From under the mosquito net, I asked Tim to help me do a project that is easy and do-able. We had our first meeting to talk about the Piggy Bank project. It is an attempt to teach children the importance of savings, and to give them piggy banks to practice the principle. We would like for this to become a province-wide project, but the trial run before the tour will be held in Bare. Hopefully we can get this up and running, so that I can stop feeling so useless. You become cynical here. In between asking yourself what you can do for others, there are many people that do ask you to help them- through marriage, through money, through taking a photograph so that they can walk away with the prestige of having known a white person….and this makes me sick with fury every time. A man came to me yesterday and asked me if I could help him. I asked him if I knew him? He said no, but that he was wondering if I could help him with his problem. Then he says that he has a problem with his heart. N’est-ce pas?! I told him that I was sorry, I don’t have any money, and then slammed the door in his face. I know I am not the same person I was in the states now. Life is too short for this. It’s time to cut out as much as possible the things that make me unhappy, and to add to it more of the things that impassion me.
Like singing. Dancing. 30 minutes a day is all you need, so Chad the PC Medical officer tells me, to stay in shape. Like less teaching, and when school is out in a few weeks, I can explore other projects that can influence how I want my schedule to be next year. Like women empowerment workshops and working with the BoGo organization. Like writing… it’s funny that we all want to do different things, but we somehow just assume that they will get done. You just end up doing what you really want to happen. I wasn’t thinking about all this when I applied for the Peace Corps, so apparently this is really important to me. And I knew when I wrote my mission statement that this experience would change me for the better, unknowing how- and I still believe that, but I’m living the how and it’s a crazy world here sometimes. It’s a world of growing up, of figuring out that it just keeps getting more and more complicated, that absolutely nothing goes as you planned it, forcing you to do your best and to have faith that everything should just turn out alright.
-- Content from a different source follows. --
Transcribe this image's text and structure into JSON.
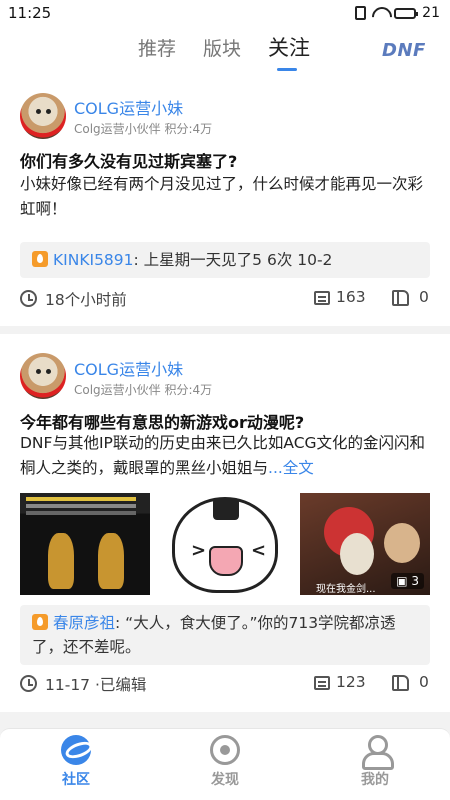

I have to have that faith or else I just might be on a plane home right now.